11:00 Database of Microbial Host Interaction (DoMI)

Cheng Fang (Clarivate) & Julia Maritz (Merck Exploratory Science Center)

The microbiome and its connection to a myriad of human diseases has quickly opened a new research front across the scientific community. The human microbiome includes thousands of microbial strains that vary in presence and abundance across subjects, geographies, and normal and disease conditions. Over 300,000 microbial genes are expressed on average in each human gut microbiome. Despite the availability of large-scale microbiome and host data, there is a lack of methodology to integrate these data across species and understand how bacterial species in the gut interact with host cells. To drive away from species to mechanistic interpretation, a Database of Microbial-Host Interactions (DoMI) is being constructed through a proof of concept collaboration between Clarivate Analytics and Merck. Currently, 500 publications have been curated resulting in the capture of >12,500 cross species protein-protein interactions and >40 compound-protein interactions including metabolites and microbe-associated molecular patterns. This data will complement and be integrated with the Clarivate systems biology MetaBase database containing over 2 million biochemical and molecular interactions in human, mouse and rat, including over 7,000 metabolite interactions. Metagenomic sequence data from microbiome samples will be used to construct a differentially abundant gene matrix annotated with Uniprot ID’s for mapping onto DoMI. At the same time, transcriptomic data from the host (e.g. RNA-Seq) will be used to derive a gene expression matrix that may also be mapped onto DoMI so that the subnetworks related to microbe host interactions and the propagation of signaling pathways into the host may be extracted for network visualization. When this POC is complete, DoMI will drive mechanistic understanding of disease and drug action by identifying the relevant interactions between the microbiome and the host. Finally, this effort will be built out as a consortium in order to expand the interactions in DoMI with additional host-microbe as well as microbe-microbe interactions and add additional functionality.

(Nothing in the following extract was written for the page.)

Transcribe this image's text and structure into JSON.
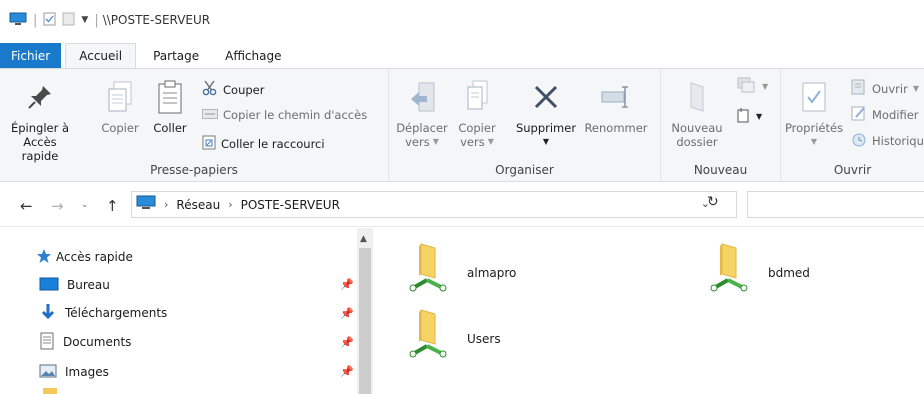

11:45 LUNCH

12:45 pm Briefing: Breakout Panel Sessions

1:00 Breakout Panel Sessions

  1. Microbiome Experimental Design (including Metagenomics, Metatranscriptomics, Metabolomics & Metaproteomics)
  2. Systems Biology & Data Integration
  3. Microbiome Biomarkers to Clinic
  4. Microbiome Drug Discovery to Clinic


2:40 Feedback: Breakout Panel Sessions

4:00 KEYNOTE PRESENTATION: Population and Functional Genomics of Host-Microbiome Interactions

Ran Blekhman (University of Minnesota)

Although the microbiome is influenced by environmental factors, a strong host genetic factor is also expected to control the interaction between humans and the microbiome. Understanding the relative role of genetic and environmental factors in host-microbiome interactions is a central goal in human disease research. Research in the Blekhman lab approaches these questions by considering the microbiome as a quantitative trait, and using population genetics and machine learning to directly map host genomic factors controlling the variation in the microbiome, as well as identify individual host genes and pathways that are regulated by the microbiome. I will describe recent projects aiming to: (1) identify host genes that are associated with microbiome composition in humans; (2) quantify the heritability of the microbiome; (3) characterize how the interactions between host gene mutations and microbial taxa affect disease, with a focus on colon cancer; and (4) illustrate how variation in the microbiome affects host gene regulation.

5:00 Closing Remarks

Daria Hazuda (Merck Exploratory Science Center)


6:15 Close of Day